═══ Data extracts
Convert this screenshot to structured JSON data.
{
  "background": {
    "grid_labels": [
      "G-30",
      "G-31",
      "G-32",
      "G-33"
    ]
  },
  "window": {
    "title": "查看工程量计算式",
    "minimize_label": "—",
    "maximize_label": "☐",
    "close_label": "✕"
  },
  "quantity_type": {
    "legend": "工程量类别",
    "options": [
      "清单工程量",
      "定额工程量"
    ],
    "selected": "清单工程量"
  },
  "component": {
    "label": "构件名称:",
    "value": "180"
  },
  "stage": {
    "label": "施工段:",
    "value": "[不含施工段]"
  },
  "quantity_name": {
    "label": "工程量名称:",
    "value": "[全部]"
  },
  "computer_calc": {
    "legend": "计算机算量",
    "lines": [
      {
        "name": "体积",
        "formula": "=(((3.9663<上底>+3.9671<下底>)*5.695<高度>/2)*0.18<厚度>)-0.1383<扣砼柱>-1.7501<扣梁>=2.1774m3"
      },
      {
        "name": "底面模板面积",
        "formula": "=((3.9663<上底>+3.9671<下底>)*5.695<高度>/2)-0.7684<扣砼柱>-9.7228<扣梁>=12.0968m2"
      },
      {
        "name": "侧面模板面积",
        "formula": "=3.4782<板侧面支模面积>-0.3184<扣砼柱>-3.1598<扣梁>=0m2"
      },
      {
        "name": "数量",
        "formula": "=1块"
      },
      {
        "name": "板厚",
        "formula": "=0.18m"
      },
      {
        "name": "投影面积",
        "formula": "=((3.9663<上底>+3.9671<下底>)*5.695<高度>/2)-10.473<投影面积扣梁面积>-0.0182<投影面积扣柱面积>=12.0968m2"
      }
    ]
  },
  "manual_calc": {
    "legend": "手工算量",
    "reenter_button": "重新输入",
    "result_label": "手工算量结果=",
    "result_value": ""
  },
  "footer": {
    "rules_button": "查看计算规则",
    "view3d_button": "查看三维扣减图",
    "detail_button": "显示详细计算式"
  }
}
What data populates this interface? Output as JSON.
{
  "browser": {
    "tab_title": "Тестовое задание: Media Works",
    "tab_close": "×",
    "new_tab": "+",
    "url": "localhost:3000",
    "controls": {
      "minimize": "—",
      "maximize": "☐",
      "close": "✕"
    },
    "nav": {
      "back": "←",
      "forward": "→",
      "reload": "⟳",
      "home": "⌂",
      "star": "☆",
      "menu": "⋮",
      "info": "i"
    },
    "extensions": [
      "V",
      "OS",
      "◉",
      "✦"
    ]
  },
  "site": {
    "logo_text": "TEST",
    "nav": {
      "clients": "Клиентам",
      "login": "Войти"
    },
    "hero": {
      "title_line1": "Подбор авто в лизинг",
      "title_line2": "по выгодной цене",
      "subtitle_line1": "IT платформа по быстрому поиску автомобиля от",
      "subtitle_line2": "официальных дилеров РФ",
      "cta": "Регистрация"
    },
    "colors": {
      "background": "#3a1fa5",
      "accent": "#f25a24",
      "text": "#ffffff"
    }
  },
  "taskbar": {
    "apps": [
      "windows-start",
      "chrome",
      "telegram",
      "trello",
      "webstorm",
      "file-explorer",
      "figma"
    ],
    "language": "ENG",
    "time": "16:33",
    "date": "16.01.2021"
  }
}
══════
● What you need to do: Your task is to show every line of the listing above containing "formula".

● Expected output:
        "formula": "=(((3.9663<上底>+3.9671<下底>)*5.695<高度>/2)*0.18<厚度>)-0.1383<扣砼柱>-1.7501<扣梁>=2.1774m3"
        "formula": "=((3.9663<上底>+3.9671<下底>)*5.695<高度>/2)-0.7684<扣砼柱>-9.7228<扣梁>=12.0968m2"
        "formula": "=3.4782<板侧面支模面积>-0.3184<扣砼柱>-3.1598<扣梁>=0m2"
        "formula": "=1块"
        "formula": "=0.18m"
        "formula": "=((3.9663<上底>+3.9671<下底>)*5.695<高度>/2)-10.473<投影面积扣梁面积>-0.0182<投影面积扣柱面积>=12.0968m2"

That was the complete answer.